Saving Lives Through Planning: Eric Letvin ’92, G’94

For most people, catastrophic thinking is something they want to avoid. For Eric Letvin ’92, G’94, preparation for disasters has defined his professional career. Letvin is the Deputy Assistant Administrator for Mitigation the Federal Emergency Management Agency (FEMA) and directs FEMA’s pre- and post-disaster mitigation programs that support local level projects intended to avoid or reduce the loss of life and property.

At Syracuse University, Letvin completed both his Bachelor’s and Master’s degrees in environmental engineering while working under the guidance of Civil and Environmental Engineering Professors Charles Driscoll and Chris Johnson. After graduation, he initially worked for engineering consulting firms that dealt with hazard mitigation and risk management.

“I’ve been working in hazard mitigation since my early career, going out after national disasters and seeing how buildings performed,” said Letvin. “How to approach recommendations for rebuilding, what changes could be made to codes and standards to reduce the vulnerabilities to future natural hazards.”

Letvin made the move to public service and was named the Disaster and Failure Studies Program Director within the National Institute of Standards and Technology’s (NIST) Engineering Laboratory under the Department of Commerce. NIST teams assess building and infrastructure performance during natural disasters and evaluate steps that could be taken to improve future construction.

“We conducted an extensive investigation of the Joplin tornados, making recommendations to codes and standards.”

After NIST, Letvin was the Director of Hazard Mitigation and Risk Reduction Policy for the National Security Council. In his role, Letvin coordinated disaster preparation efforts and advised the President and members of Congress on projects designed to protect crucial infrastructure during a disaster.

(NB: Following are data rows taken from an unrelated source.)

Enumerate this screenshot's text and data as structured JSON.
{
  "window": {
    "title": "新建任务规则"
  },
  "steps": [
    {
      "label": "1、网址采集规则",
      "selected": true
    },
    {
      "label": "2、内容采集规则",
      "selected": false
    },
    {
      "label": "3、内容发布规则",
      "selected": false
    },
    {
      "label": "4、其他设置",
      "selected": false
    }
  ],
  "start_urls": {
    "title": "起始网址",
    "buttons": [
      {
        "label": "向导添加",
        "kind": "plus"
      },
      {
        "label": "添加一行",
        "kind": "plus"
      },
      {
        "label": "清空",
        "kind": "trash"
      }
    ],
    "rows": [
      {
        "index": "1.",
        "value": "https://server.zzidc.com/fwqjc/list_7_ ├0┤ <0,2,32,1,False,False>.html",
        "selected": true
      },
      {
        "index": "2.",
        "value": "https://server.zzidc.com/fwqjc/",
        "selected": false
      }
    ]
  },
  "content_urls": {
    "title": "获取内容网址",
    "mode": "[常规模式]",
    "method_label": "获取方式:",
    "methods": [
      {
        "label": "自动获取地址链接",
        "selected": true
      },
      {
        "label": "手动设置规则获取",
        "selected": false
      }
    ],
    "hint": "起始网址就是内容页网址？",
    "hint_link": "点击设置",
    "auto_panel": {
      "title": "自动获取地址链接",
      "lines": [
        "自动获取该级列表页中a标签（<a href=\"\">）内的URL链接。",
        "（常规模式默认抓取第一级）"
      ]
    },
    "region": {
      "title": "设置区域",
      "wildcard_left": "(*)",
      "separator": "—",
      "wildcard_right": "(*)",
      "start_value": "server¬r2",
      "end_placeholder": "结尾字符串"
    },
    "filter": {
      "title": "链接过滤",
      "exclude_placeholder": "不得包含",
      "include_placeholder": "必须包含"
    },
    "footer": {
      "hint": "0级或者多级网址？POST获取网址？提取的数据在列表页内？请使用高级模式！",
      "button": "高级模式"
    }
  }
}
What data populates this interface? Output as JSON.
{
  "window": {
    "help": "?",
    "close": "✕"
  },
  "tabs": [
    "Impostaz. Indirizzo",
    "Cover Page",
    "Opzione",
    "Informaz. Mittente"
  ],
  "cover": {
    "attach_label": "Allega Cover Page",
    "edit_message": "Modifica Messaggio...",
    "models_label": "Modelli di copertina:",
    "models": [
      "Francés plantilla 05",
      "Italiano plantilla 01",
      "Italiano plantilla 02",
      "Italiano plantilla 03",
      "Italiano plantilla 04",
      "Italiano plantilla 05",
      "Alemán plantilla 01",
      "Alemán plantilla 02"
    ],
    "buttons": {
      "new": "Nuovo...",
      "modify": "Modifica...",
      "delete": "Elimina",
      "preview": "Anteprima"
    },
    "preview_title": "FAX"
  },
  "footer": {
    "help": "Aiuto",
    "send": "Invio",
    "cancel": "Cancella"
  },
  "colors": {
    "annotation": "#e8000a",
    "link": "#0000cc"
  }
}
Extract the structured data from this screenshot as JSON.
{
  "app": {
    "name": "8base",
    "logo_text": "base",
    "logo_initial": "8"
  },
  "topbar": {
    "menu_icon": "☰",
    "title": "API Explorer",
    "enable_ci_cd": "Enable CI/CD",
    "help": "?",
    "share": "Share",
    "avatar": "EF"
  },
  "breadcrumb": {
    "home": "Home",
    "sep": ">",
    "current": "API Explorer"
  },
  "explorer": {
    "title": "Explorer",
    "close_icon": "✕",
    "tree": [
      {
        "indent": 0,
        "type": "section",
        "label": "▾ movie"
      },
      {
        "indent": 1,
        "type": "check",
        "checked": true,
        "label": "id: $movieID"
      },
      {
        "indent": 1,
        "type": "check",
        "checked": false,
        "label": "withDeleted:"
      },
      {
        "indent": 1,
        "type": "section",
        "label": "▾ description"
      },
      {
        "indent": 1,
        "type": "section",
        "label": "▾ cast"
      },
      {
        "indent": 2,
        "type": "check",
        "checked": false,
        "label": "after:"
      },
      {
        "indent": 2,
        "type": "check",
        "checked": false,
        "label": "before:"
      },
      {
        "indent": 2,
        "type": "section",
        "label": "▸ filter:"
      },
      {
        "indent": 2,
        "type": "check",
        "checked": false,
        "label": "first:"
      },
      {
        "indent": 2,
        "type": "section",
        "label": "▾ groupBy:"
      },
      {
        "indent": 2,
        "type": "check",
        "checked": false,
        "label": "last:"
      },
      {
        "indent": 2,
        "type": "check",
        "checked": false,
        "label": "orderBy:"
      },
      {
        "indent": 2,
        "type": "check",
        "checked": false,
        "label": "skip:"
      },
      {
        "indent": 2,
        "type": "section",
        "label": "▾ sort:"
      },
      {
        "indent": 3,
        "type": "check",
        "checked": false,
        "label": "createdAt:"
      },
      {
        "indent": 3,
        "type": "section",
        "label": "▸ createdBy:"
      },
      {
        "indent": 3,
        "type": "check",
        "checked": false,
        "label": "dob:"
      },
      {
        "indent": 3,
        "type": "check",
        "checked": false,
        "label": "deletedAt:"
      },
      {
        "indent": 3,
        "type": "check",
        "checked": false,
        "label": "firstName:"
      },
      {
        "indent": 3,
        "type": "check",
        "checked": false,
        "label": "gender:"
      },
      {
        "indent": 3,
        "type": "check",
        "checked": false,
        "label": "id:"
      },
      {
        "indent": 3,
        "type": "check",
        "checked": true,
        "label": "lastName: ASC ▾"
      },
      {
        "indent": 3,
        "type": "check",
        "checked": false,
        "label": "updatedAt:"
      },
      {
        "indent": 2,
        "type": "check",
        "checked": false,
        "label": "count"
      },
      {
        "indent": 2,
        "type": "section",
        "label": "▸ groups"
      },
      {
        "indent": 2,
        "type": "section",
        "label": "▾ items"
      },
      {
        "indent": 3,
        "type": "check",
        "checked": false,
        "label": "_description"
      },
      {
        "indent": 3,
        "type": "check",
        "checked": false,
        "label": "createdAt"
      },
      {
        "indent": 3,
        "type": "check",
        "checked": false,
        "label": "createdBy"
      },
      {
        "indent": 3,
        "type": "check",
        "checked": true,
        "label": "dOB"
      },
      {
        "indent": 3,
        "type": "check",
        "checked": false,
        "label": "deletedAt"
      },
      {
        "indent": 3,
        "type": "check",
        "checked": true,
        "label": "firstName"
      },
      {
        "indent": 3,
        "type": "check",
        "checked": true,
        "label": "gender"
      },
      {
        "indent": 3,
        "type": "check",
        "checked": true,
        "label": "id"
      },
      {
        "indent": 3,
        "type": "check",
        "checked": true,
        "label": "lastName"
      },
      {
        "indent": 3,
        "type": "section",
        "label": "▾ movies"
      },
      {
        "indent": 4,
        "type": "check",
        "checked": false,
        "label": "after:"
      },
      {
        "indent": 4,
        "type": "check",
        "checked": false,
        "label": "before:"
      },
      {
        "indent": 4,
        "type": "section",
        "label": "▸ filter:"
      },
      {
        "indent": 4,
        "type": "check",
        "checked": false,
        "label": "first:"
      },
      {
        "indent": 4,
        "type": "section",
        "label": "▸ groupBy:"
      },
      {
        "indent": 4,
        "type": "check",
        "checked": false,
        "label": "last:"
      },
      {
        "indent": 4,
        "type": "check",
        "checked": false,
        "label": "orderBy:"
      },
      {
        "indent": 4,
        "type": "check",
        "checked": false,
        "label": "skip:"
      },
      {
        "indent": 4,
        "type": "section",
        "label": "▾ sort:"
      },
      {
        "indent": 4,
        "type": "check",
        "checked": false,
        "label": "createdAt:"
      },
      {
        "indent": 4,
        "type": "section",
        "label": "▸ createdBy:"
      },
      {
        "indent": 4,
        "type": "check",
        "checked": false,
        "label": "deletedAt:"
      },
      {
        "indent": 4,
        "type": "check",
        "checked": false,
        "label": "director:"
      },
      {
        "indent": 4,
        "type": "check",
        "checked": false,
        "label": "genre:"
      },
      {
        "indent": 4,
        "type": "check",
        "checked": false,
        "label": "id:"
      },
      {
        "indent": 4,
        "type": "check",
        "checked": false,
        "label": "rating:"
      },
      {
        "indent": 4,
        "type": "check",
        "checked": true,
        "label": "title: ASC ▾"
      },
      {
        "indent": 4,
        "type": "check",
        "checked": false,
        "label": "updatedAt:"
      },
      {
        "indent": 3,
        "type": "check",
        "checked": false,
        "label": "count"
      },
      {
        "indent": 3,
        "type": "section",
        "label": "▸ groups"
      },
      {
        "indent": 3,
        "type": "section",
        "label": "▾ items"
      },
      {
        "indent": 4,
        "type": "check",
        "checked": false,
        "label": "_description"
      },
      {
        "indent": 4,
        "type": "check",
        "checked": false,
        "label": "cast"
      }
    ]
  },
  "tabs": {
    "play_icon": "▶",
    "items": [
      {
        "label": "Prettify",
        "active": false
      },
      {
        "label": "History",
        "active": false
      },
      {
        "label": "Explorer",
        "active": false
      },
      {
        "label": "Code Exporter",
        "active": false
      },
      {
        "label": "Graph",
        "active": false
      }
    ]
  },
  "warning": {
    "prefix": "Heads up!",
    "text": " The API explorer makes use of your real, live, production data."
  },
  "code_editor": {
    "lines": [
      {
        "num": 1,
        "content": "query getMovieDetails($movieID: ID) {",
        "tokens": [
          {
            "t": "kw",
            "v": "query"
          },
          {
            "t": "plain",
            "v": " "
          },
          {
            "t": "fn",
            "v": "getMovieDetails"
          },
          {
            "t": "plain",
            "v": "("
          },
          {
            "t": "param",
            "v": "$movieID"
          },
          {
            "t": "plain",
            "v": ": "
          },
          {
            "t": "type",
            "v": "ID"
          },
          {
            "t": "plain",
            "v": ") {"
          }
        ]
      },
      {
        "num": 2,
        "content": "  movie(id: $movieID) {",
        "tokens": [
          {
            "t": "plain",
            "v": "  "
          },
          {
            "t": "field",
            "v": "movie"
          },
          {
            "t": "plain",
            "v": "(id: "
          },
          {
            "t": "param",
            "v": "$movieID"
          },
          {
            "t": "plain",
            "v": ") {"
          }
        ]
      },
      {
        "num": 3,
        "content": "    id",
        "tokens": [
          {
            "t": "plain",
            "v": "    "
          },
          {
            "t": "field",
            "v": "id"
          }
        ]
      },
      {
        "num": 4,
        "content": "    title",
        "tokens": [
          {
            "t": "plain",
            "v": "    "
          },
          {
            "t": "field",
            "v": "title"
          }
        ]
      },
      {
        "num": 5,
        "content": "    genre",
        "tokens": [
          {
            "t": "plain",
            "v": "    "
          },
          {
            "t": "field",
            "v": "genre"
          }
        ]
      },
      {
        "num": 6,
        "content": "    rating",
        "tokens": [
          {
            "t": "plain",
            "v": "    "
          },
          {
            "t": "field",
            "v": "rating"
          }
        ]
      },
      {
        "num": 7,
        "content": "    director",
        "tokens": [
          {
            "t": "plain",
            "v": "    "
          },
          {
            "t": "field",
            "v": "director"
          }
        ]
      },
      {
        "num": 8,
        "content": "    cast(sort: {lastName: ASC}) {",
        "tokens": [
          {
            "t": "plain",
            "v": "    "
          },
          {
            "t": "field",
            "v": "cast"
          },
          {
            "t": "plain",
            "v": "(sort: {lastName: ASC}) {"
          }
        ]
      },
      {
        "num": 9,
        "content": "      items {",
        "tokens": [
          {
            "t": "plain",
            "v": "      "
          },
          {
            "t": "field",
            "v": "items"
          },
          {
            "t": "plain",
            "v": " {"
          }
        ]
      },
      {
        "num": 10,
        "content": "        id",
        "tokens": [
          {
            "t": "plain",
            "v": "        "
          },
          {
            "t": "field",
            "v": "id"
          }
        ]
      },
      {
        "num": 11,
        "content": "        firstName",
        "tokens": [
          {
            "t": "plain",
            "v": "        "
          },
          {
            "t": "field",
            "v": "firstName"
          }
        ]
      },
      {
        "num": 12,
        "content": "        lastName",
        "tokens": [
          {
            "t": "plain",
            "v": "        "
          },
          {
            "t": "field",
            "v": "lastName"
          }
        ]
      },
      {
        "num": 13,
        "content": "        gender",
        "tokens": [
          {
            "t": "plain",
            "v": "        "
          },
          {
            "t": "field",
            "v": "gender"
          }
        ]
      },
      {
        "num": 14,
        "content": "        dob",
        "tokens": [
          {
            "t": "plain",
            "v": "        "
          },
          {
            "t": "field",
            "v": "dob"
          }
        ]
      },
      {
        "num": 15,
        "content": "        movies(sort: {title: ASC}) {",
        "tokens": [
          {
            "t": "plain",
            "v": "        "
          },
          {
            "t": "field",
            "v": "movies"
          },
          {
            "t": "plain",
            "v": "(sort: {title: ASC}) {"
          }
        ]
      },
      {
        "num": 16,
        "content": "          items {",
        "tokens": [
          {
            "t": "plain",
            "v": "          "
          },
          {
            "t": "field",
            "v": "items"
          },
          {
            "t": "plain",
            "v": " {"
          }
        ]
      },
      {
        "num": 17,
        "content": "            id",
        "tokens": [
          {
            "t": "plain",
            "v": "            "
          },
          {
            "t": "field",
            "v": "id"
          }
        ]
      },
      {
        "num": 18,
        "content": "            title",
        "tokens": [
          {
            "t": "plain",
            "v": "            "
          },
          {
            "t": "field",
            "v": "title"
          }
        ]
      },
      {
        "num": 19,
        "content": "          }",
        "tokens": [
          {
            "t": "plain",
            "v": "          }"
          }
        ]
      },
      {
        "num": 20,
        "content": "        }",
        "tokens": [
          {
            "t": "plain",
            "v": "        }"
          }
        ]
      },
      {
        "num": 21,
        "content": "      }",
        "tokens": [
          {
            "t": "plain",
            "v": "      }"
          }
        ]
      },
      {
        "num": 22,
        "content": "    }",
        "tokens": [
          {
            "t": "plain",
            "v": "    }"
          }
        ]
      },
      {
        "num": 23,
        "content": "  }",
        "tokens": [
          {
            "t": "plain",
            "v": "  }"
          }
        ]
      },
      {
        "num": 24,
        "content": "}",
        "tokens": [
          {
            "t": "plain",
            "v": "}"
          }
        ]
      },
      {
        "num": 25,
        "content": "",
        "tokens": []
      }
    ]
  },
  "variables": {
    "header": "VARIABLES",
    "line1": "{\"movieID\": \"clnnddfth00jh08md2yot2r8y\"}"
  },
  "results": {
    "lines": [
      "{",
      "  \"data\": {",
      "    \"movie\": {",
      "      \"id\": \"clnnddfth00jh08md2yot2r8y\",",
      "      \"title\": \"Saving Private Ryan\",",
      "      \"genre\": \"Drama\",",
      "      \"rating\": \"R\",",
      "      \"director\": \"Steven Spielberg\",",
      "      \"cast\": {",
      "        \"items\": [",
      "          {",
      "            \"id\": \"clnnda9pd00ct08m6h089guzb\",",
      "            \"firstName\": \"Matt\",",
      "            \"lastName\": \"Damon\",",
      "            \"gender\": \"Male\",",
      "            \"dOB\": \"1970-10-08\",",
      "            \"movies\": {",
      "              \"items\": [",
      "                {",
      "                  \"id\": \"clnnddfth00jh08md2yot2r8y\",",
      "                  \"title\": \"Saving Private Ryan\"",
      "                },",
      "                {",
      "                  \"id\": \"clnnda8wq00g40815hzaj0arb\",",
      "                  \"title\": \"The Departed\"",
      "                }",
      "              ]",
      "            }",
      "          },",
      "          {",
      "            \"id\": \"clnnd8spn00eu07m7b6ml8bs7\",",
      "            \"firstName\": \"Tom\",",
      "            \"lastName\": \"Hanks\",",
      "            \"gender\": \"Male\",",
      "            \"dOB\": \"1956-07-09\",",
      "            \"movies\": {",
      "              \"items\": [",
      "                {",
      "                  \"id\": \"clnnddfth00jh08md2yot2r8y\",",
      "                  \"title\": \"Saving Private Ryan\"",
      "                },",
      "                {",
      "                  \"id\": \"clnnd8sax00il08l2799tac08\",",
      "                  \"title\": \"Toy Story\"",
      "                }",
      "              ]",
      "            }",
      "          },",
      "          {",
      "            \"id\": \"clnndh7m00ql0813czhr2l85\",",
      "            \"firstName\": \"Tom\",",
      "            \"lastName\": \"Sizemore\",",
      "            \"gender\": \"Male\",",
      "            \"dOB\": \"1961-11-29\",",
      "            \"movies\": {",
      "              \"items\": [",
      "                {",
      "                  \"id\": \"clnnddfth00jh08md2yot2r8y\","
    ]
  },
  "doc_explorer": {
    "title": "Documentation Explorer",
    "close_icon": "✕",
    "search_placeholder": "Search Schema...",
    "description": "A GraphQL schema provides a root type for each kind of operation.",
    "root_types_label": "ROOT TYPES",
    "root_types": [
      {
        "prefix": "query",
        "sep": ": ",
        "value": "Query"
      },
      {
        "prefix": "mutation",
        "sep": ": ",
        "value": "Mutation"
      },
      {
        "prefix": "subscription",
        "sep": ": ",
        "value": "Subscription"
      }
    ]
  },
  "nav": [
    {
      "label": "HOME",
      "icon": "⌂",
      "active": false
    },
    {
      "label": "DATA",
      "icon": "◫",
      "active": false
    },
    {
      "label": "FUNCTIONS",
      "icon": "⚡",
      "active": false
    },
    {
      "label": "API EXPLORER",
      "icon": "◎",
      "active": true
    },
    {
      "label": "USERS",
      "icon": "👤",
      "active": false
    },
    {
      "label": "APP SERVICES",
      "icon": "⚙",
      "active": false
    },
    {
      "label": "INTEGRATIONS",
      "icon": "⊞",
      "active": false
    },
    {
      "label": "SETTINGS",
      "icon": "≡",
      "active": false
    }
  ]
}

“We did a lot of work supporting the rebuilding after Superstorm Sandy and I helped write executive orders aimed at increasing resiliency to floods, wildfires and earthquakes,” said Letvin.

After studying the impact of Tropical Storm Allison on Southeast Texas in 2001, Letvin’s office supported mitigation grants which improved flood walls and structural improvements to the Texas Medical Center.

“When Hurricane Harvey hit, that medical complex was operational. The hospitals remained operational during Harvey due to the well-designed flood protection measures.”  said Letvin.

Letvin joined FEMA in 2016, overseeing Hazard Mitigation Grant Program, the Pre-Disaster Mitigation Grant Program, the Flood Mitigation Assistance grants, the Floodplain Management component of the National Flood Insurance Program.

Over 22,000 communities across the U.S. participate in the National Flood Insurance Program and they are all responsible for enforcing the minimum standards for building in floodplains.

“Our dollars help promote hazard risk reduction,” said Letvin. “We want to lessen the impacts of future disasters so look at projects and determine if they are effective and feasible. We are always thinking about the next event.”

As part of FEMA’s response to COVID-19, Letvin was asked to think about the future and how different government agencies could coordinate the response mission in a pandemic environment.

“How would we conduct s response in a COVID environment?” said Letvin. “It’s a completely different environment, we exercise for it, we plan for it.”

Letvin believes that COVID-19, like many other challenges facing our society, will require bringing people together with different areas of expertise.

“If we make progress, engineers will play a crucial role but we need to work with the scientists,” said Letvin. “How do we protect the critical infrastructure in our country? We need to work with health care professionals to understand how it operates.”

He sees the interdisciplinary approach at Syracuse University as a strong foundation for his career. Being on a campus with renowned policy, engineering, computer science, management, public health and communications programs reflects the collaborations needed every day in the real world.

“You work with colleagues to solve a larger problem, the critical thinking – that is very applicable after graduation,” said Letvin.